You may have seen the headlines ahead of World Cancer Day 2023 about research published from Cancer Research that finds that cancer cases will rise from the 384,000 cases diagnosed every year now to 506,000 in the next 17 years. This is an extremly worrying issue, and one that we are already seeing across Head and Neck cancers.
Action is needed to diagnose and treat cancers faster, invest in research and enhance the patience experience.
To help alleviate the strain on the NHS this increase will inevitably cause you can be aware of the signs and symptoms, and going to your doctor or dentist if these persist for more than 3 weeks to help diagnose at an earlier stage.

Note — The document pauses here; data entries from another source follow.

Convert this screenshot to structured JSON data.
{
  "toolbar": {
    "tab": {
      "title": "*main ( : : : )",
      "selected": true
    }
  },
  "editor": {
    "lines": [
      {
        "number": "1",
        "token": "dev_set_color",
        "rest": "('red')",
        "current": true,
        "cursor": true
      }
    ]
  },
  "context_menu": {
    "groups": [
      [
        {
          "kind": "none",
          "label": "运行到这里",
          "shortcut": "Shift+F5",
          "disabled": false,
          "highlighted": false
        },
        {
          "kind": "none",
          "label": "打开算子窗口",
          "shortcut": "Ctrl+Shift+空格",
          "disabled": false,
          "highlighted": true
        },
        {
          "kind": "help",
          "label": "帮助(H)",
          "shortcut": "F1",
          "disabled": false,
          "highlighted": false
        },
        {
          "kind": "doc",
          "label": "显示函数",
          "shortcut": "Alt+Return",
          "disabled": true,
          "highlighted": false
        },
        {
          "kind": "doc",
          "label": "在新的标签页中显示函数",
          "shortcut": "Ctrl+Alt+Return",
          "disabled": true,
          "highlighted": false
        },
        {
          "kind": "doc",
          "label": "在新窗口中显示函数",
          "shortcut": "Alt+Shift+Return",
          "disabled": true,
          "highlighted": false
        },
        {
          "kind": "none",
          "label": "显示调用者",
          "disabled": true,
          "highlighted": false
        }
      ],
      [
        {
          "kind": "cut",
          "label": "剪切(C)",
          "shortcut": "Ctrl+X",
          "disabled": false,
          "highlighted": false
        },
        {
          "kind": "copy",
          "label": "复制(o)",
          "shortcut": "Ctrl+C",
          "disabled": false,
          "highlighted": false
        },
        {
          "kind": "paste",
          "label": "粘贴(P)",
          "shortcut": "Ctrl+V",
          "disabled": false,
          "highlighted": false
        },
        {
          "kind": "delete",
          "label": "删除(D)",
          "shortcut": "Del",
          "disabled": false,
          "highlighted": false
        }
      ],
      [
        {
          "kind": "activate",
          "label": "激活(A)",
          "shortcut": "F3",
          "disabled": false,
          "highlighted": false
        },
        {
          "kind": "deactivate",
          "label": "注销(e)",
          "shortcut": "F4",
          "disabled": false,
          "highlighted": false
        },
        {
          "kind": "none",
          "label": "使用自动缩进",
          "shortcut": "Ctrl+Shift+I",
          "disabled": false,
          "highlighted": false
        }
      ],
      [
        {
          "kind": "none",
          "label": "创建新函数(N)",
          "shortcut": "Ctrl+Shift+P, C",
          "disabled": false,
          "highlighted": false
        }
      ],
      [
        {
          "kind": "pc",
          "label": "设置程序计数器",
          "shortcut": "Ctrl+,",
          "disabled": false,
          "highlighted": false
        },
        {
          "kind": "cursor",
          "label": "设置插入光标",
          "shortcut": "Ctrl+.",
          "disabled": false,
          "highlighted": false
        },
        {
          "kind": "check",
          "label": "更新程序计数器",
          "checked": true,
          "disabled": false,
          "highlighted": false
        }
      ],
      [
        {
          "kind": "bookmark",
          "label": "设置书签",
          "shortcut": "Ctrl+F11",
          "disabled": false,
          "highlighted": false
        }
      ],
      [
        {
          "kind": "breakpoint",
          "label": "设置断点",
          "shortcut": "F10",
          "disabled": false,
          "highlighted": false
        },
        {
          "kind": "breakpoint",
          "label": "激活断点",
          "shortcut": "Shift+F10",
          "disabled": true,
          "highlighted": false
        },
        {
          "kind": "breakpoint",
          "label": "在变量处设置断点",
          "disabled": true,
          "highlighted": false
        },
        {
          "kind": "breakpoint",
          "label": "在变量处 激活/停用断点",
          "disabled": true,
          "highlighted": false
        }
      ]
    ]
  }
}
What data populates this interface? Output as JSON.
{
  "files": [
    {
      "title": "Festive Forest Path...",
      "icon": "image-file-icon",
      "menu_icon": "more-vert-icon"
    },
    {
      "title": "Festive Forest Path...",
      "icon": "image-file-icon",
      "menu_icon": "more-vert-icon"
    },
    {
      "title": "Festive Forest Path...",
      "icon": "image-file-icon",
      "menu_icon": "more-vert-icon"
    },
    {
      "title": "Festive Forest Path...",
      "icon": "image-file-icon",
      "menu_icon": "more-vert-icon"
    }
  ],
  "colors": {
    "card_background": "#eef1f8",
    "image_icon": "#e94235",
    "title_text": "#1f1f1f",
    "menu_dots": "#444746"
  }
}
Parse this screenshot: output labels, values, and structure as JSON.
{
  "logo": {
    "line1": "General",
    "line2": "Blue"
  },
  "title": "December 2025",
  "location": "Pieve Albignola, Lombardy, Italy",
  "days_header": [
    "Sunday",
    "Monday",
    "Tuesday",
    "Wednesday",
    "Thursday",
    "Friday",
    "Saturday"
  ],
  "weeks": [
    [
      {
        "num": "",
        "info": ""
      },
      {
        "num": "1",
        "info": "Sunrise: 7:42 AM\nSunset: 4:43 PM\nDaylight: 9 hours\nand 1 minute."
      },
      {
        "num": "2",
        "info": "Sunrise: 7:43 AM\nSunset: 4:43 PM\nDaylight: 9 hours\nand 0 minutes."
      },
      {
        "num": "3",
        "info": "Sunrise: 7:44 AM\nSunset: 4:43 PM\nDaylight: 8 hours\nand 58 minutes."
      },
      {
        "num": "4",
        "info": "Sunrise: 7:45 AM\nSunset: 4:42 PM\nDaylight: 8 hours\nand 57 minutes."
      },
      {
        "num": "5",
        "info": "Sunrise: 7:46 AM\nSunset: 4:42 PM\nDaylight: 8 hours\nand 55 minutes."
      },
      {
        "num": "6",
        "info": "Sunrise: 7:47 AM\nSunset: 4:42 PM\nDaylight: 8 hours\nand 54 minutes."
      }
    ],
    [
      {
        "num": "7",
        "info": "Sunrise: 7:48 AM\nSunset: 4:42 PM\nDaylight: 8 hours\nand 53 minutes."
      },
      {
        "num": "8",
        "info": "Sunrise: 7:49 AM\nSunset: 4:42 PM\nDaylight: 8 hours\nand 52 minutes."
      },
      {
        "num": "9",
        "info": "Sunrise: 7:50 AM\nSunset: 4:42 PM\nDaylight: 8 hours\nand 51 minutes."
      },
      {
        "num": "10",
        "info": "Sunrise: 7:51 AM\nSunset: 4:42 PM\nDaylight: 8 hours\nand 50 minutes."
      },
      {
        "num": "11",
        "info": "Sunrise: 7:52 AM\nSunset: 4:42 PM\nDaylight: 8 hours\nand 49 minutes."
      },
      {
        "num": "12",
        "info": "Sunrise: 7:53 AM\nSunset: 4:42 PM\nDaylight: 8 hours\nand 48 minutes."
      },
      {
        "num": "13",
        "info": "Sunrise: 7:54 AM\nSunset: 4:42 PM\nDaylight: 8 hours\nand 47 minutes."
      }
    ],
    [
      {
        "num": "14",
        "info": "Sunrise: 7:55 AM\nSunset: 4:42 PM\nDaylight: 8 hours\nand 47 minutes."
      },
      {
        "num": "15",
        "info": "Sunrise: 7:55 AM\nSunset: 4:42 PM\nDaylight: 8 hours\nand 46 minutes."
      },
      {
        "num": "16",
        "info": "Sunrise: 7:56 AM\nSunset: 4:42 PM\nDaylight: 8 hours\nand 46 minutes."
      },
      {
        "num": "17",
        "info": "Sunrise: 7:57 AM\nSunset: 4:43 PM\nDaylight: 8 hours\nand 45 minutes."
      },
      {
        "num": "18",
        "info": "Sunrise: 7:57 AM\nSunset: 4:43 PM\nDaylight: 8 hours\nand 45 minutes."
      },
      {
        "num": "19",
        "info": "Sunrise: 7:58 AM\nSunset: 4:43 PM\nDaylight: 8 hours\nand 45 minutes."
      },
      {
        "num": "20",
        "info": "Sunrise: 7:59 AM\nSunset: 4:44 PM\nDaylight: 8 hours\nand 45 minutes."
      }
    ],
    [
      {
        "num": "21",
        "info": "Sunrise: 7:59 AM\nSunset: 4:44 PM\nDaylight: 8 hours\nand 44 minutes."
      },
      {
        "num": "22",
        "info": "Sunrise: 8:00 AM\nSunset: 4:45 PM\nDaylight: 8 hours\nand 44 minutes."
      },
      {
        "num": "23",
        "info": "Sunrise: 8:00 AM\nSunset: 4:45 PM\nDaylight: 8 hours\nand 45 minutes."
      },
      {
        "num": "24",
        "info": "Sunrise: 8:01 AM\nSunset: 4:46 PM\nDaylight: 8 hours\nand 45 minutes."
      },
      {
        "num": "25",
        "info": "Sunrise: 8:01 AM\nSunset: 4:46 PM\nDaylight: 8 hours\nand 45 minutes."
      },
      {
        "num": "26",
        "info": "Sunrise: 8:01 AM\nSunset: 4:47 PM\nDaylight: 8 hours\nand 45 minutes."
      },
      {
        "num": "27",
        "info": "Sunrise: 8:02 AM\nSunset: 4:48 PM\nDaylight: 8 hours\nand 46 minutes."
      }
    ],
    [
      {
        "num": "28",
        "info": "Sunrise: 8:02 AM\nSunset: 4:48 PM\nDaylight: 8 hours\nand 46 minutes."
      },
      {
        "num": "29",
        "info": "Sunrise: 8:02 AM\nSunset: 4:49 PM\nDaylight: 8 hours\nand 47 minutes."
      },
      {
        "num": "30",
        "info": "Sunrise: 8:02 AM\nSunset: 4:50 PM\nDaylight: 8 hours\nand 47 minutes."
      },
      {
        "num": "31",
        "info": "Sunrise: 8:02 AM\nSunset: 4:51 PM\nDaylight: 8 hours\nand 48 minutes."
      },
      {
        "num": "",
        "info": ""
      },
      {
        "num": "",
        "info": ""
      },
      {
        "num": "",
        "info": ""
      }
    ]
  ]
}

Being aware of the risk factors is also key:
- Tobacco: includes smoking cigarettes, cigars, or pipes; chewing tobacco; and using snuff. It is the single largest risk factor for head and neck cancer. Researchers estimate that 70% to 80% of head and neck cancers are linked to tobacco use, and the amount of tobacco use may affect prognosis, which is the chance of recovery. In addition, secondhand smoke may increase a person’s risk of developing head and neck cancer.
- Alcohol: Frequent and heavy alcohol consumption raises the risk of developing cancer in the mouth, pharynx, larynx, and esophagus.
Did you know there are other factors that can raise a person’s risk of developing head and neck cancer? You can read more here about what they are.